While much used about the sinking of the Titanic, and has been composed, recorded over a hundred years back, little attention has been gotten by other shipwrecks. Although all but one of these shows has essentially vanished, a few have acquired some notoriety through pictures.
Its renown is owed by one well-known sea disaster a tune, although not to a picture. The Edmund Fitzgerald, which sank on November tenth just forty years past, was the issue of a smash.
The tune narrates fairly exactly what occurred on the day to the freighter it capsized in Lake Superior. A hefty load of iron ore was carrying from Superior, Wisconsin when it was caught in hurricane strength winds. When it capsized, just two hours from its destination, all twenty-one of the guys on board perished.
In tunes, the narrative of other boats are told like the Edmund Fitzgerald. The Titanic has been, needless to say, the most frequently used recently by renowned songwriter Bob Dylan on his record The Tempest. There’s likewise a great bluegrass melody about the Titanic, “The Great Ship” by an Ohio group known as the Dry Branch Fire Squad.

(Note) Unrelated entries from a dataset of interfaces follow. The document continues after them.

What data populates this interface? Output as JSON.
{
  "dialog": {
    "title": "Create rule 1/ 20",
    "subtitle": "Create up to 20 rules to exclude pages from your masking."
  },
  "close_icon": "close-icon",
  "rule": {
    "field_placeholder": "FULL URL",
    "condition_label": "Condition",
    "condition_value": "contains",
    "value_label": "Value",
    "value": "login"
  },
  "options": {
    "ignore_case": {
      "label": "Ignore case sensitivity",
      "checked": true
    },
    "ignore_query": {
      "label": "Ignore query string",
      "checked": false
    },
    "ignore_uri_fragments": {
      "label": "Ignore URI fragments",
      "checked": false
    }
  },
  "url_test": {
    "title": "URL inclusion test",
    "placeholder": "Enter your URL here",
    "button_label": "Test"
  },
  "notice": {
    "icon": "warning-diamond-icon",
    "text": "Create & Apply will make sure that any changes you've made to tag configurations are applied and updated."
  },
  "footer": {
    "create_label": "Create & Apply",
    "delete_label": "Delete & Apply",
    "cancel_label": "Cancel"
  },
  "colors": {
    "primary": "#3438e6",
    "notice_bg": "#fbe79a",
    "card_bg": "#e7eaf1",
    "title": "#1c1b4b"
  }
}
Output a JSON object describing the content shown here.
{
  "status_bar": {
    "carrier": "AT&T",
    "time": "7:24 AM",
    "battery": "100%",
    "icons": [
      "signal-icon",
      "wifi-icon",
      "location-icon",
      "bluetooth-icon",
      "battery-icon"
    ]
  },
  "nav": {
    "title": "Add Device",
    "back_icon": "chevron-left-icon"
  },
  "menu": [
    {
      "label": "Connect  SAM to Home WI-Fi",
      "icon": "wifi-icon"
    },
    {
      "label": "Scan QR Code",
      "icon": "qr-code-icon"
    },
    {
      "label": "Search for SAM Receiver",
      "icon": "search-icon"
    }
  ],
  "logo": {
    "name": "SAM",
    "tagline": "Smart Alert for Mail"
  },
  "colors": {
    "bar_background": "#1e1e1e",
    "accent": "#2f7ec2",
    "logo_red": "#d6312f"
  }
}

All the News That’s Fit to Sing was written about the planet ‘s worst sub catastrophe for a tune on his album by the folk singer.
In 1941 a German U-Boat torpedoed this Navy destroyer, causing the deaths of 100 lives before America had entered World War II. The folk trio was able to turn the occasion into a favorite ballad with a catchy refrain.
Formally called the Yew, this boat was transferred to the French Navy in 1944. Although it didn’t sink until a couple of years after his passing, Ochs’ ballad from his Rehearsal for Retirement record referred to the boat’s leaving America to never return.
These two melodies worry the boat made famous by The Perfect Storm, the Academy Award movie starring George Clooney. The foremost is a rock tune, while the other combinations touches of Scottish and Irish music.